*** Extracted data Section Begins ***

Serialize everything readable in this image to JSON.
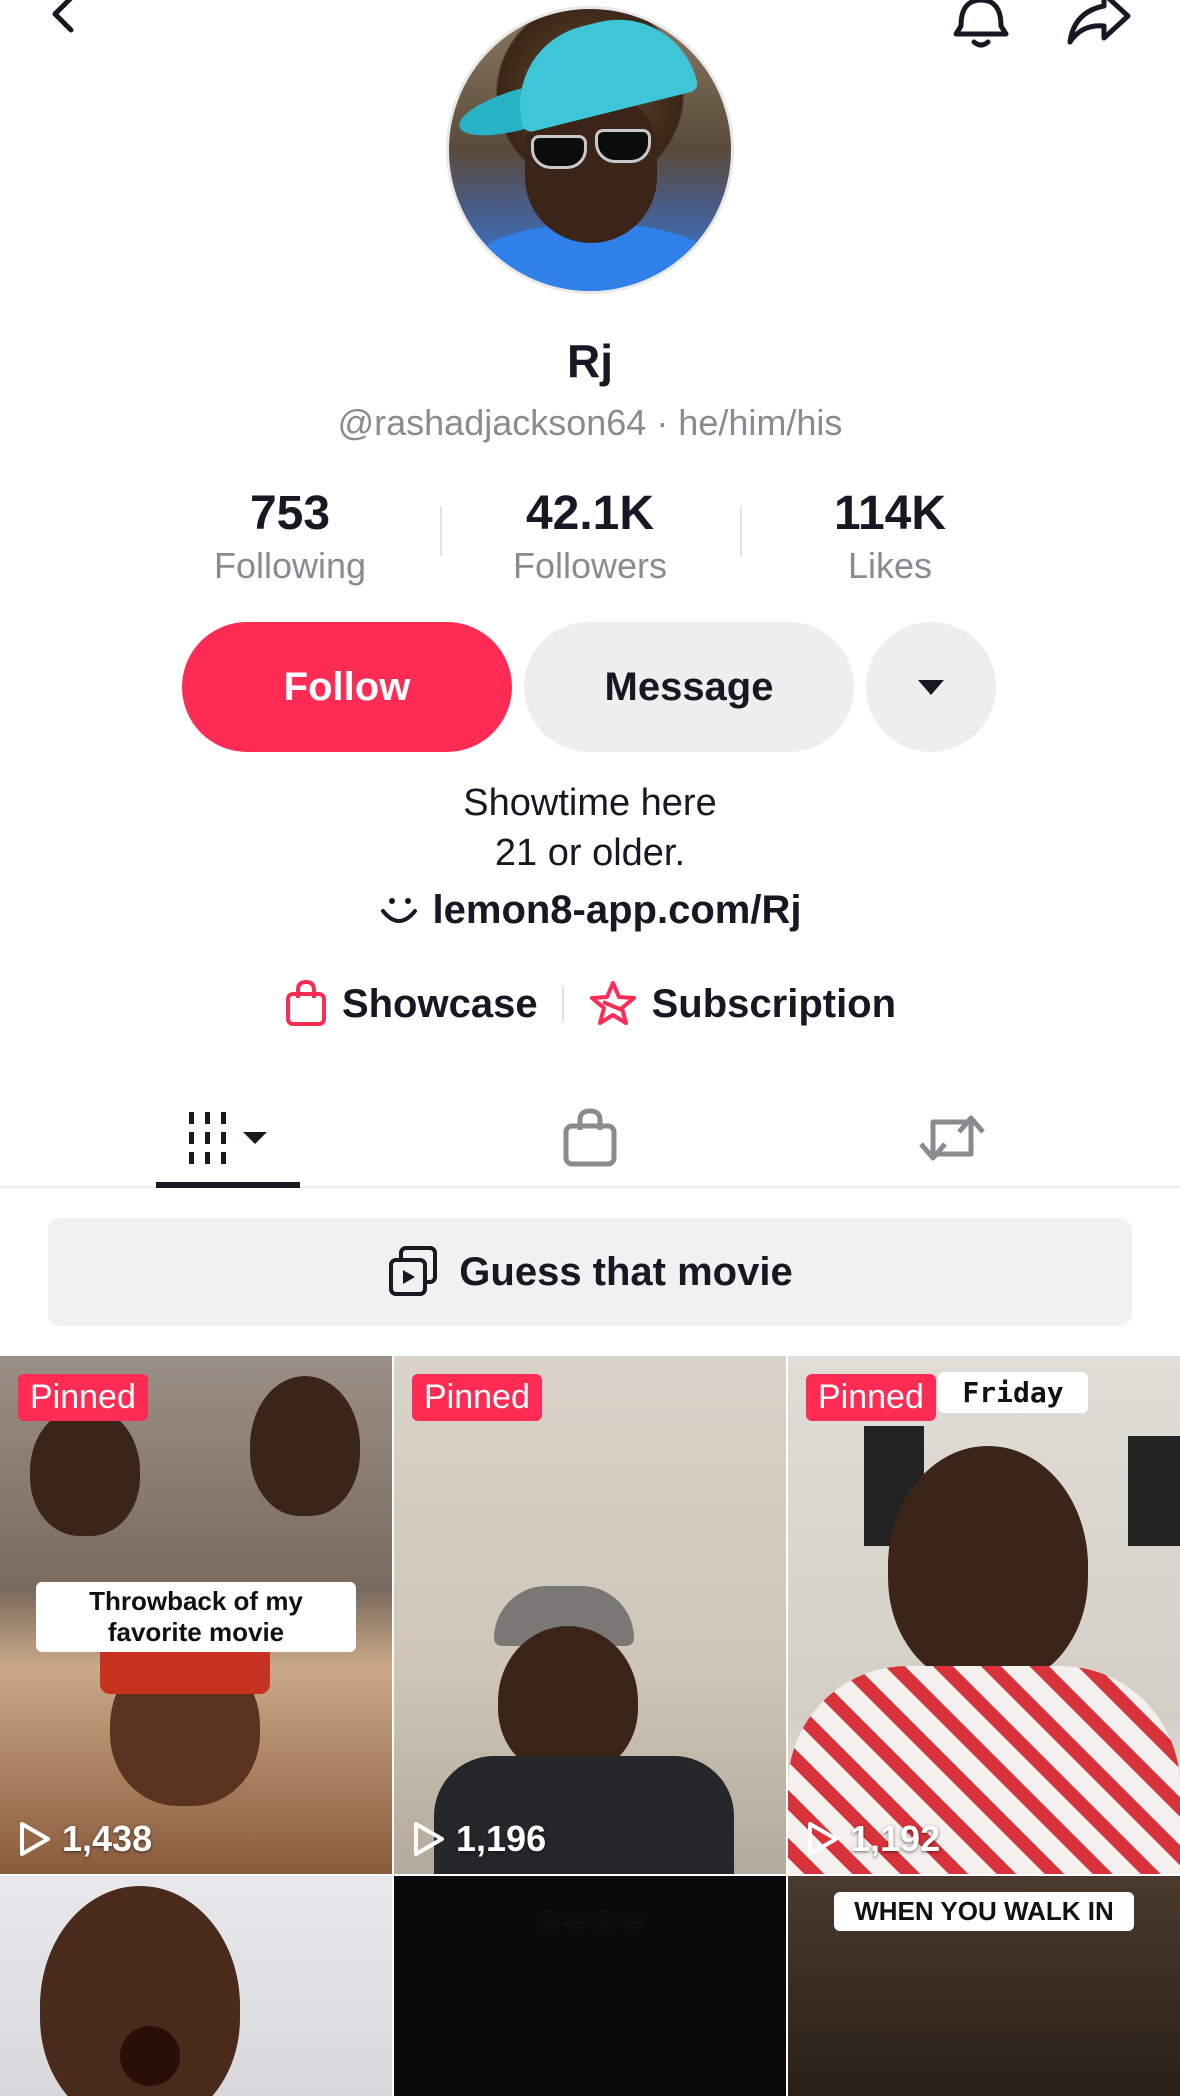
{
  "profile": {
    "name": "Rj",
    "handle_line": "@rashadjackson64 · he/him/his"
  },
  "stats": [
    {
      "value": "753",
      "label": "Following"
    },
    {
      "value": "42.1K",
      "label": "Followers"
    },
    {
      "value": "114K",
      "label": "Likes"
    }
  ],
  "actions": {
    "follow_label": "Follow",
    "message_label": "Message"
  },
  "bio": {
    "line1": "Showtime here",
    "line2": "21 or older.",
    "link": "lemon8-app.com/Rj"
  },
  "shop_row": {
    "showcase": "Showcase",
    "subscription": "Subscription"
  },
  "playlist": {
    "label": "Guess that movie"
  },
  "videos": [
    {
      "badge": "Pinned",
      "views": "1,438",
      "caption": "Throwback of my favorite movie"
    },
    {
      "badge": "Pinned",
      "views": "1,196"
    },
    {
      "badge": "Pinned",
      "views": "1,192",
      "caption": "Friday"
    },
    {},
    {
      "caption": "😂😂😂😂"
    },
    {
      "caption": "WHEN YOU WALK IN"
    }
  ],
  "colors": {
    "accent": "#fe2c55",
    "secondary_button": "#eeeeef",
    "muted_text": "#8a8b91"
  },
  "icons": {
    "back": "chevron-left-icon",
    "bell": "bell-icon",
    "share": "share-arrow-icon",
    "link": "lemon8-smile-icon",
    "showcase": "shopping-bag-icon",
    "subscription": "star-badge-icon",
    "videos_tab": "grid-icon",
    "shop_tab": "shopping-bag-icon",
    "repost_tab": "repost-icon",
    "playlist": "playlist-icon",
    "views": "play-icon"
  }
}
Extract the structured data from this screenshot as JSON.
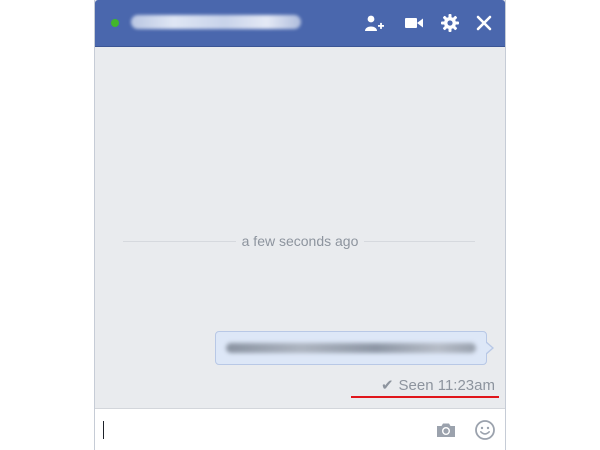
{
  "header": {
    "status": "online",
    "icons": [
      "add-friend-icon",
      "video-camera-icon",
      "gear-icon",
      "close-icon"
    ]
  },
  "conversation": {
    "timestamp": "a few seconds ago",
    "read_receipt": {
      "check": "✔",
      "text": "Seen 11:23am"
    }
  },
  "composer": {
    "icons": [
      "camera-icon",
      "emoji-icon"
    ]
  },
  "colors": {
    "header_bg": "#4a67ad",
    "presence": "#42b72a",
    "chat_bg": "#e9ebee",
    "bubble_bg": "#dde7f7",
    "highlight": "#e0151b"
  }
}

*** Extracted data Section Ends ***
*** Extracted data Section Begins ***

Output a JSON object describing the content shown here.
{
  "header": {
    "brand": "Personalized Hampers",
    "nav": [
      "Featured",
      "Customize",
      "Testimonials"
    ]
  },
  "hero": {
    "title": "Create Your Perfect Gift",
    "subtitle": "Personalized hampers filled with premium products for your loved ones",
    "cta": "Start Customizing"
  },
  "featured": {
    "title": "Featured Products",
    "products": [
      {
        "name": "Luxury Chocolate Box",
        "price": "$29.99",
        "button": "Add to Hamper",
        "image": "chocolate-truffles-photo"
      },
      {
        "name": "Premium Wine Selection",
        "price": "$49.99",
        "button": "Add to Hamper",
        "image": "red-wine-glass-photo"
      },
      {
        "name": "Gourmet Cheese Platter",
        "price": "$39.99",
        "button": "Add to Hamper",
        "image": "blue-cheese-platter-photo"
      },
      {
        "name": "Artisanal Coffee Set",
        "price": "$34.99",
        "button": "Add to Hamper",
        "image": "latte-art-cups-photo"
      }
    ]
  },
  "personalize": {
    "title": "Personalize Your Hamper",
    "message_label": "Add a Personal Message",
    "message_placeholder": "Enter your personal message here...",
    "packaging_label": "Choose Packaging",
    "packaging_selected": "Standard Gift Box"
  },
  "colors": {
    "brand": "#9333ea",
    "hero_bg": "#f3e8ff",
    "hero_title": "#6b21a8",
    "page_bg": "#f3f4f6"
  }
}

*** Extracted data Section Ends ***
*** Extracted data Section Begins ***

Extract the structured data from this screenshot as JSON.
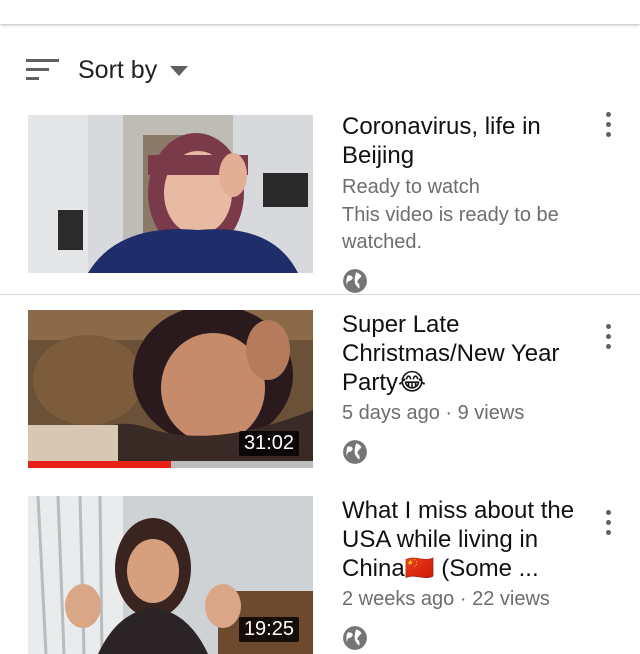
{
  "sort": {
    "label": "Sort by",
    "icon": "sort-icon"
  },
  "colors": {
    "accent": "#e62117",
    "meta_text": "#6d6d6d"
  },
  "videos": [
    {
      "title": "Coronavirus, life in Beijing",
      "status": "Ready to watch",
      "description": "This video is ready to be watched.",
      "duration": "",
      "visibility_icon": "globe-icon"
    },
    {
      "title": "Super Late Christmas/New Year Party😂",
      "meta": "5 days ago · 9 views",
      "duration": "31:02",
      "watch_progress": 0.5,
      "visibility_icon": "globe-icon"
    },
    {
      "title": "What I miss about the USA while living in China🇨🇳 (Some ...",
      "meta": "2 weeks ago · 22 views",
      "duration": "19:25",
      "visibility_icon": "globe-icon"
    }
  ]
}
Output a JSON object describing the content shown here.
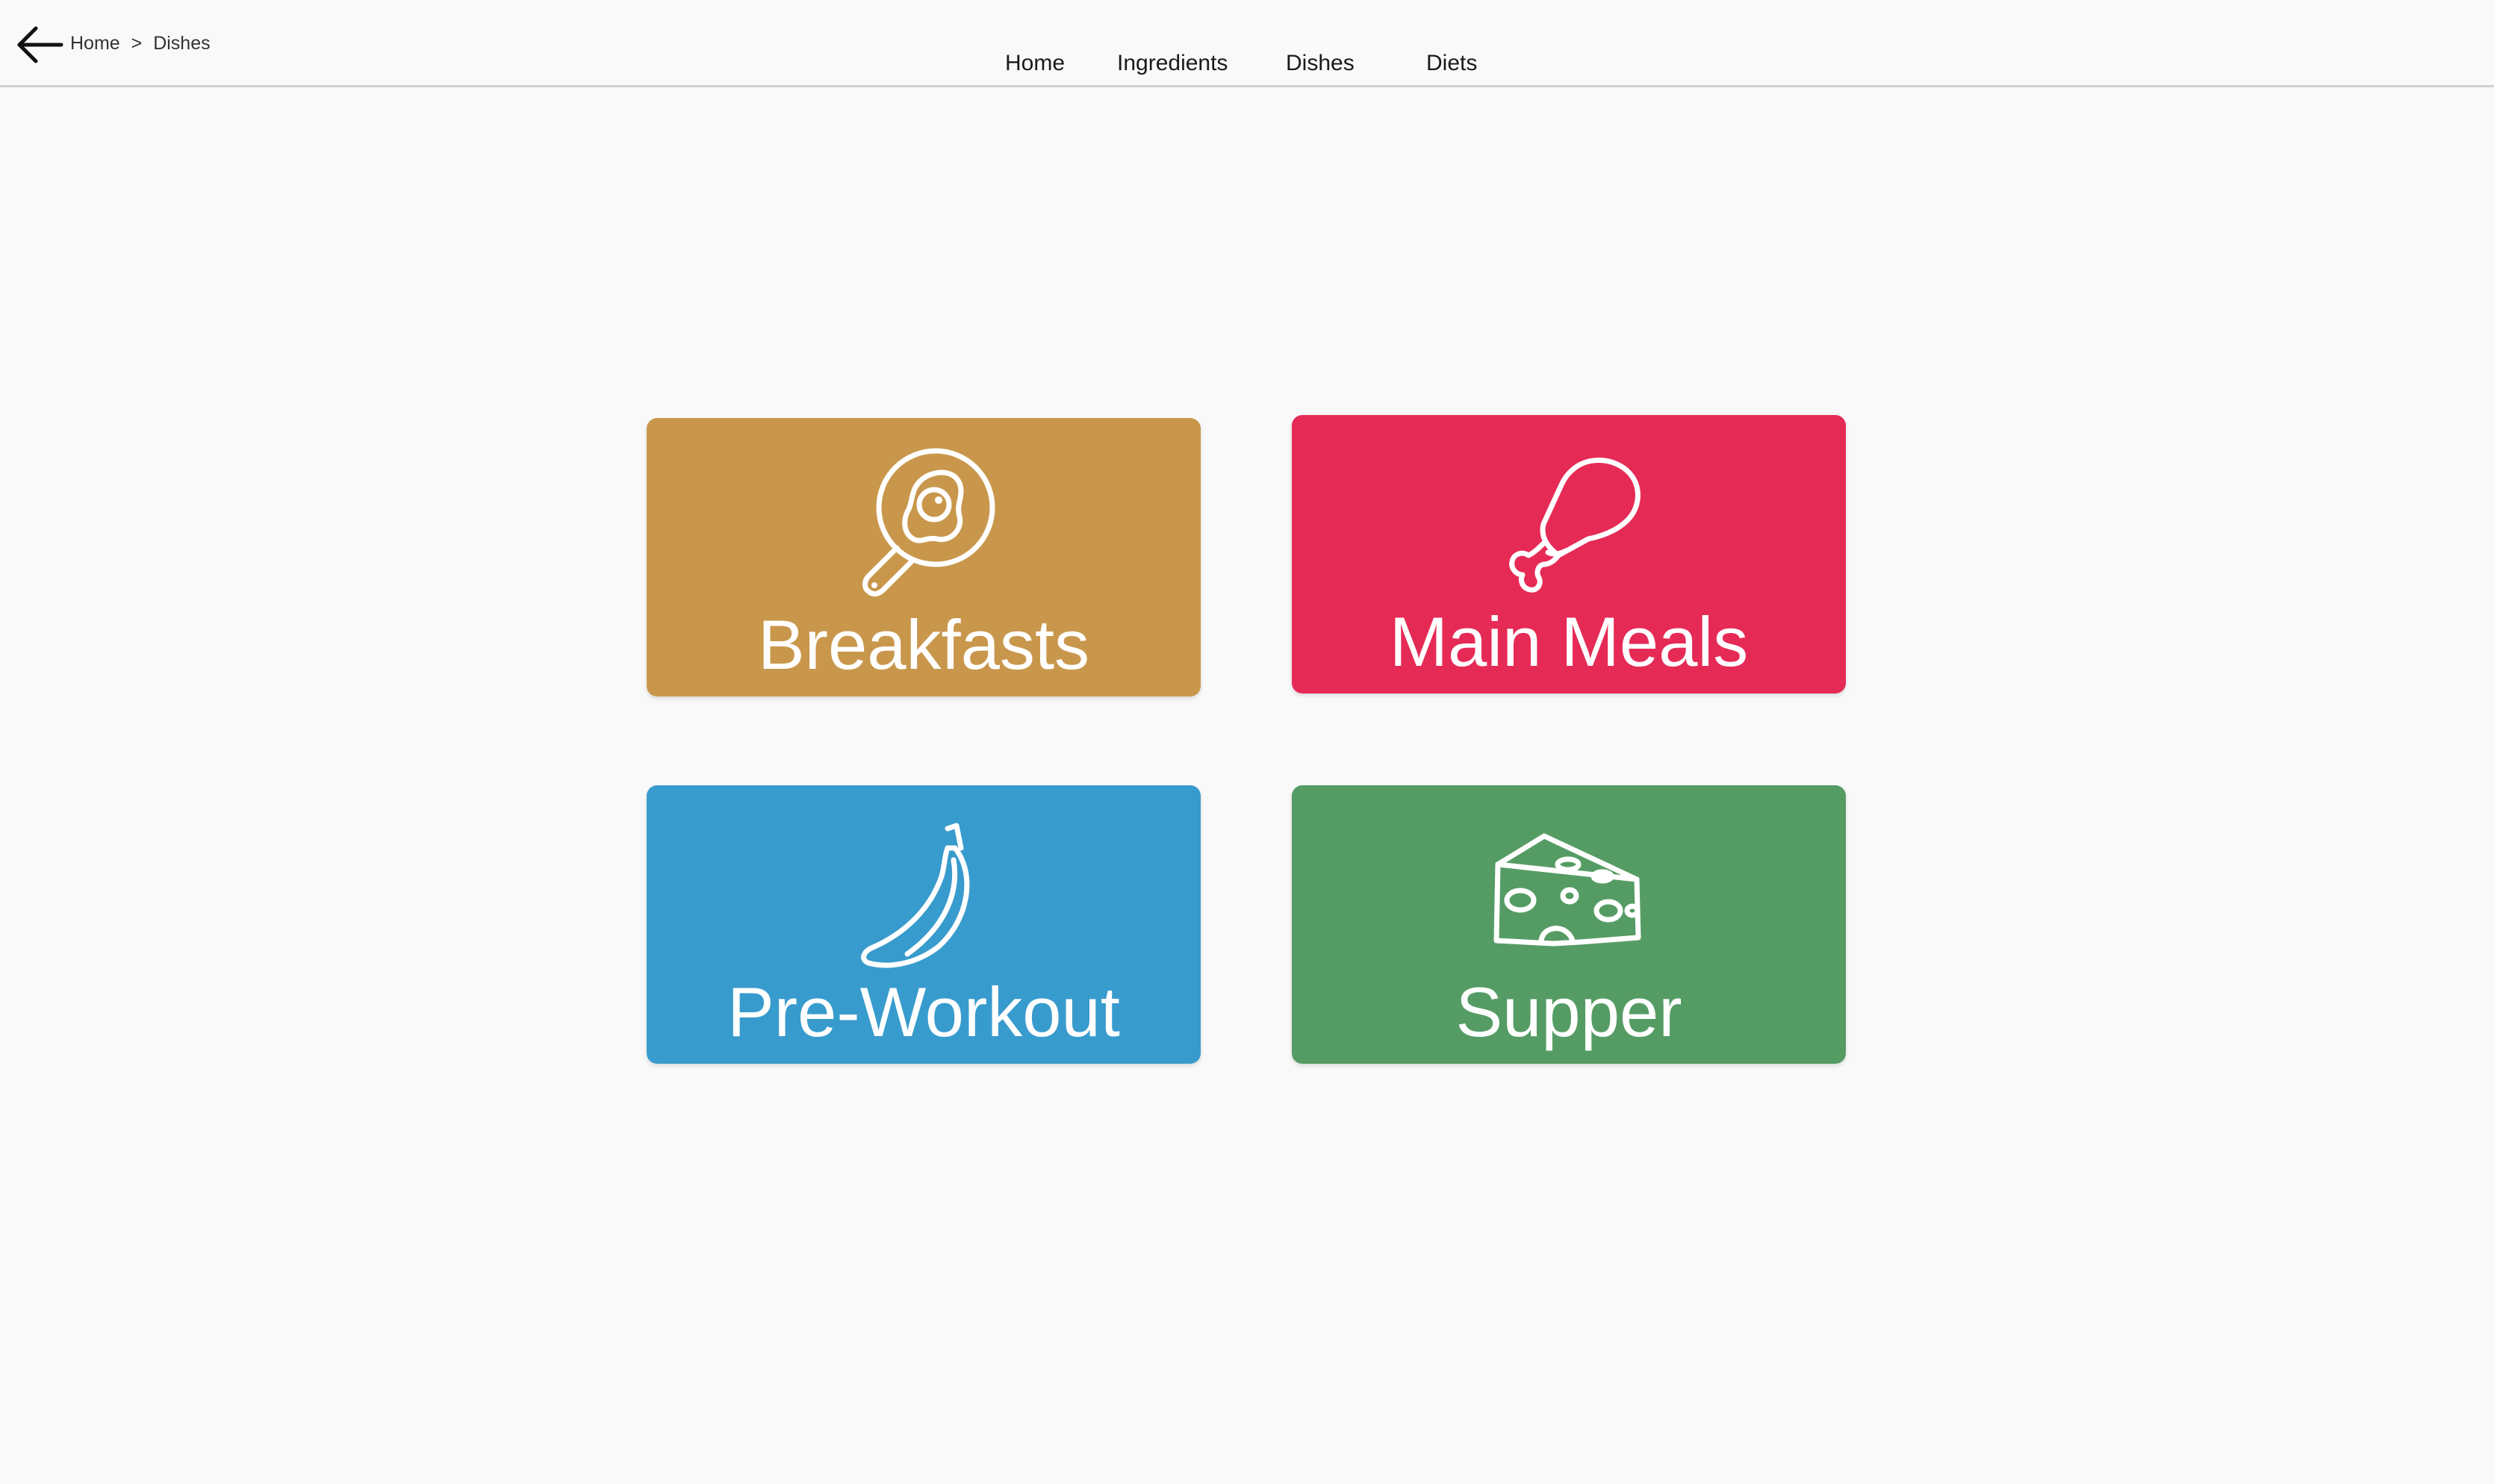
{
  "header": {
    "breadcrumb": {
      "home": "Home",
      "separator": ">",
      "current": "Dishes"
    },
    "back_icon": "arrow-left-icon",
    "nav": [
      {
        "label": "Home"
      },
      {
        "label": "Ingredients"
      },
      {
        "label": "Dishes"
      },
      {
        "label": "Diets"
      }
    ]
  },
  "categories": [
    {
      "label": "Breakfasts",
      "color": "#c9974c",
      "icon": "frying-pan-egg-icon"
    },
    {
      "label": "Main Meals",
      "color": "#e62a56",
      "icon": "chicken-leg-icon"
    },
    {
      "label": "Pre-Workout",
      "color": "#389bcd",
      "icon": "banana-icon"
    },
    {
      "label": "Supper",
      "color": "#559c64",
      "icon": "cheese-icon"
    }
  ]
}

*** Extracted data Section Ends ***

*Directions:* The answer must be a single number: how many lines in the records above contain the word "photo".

*Exercise output:* 4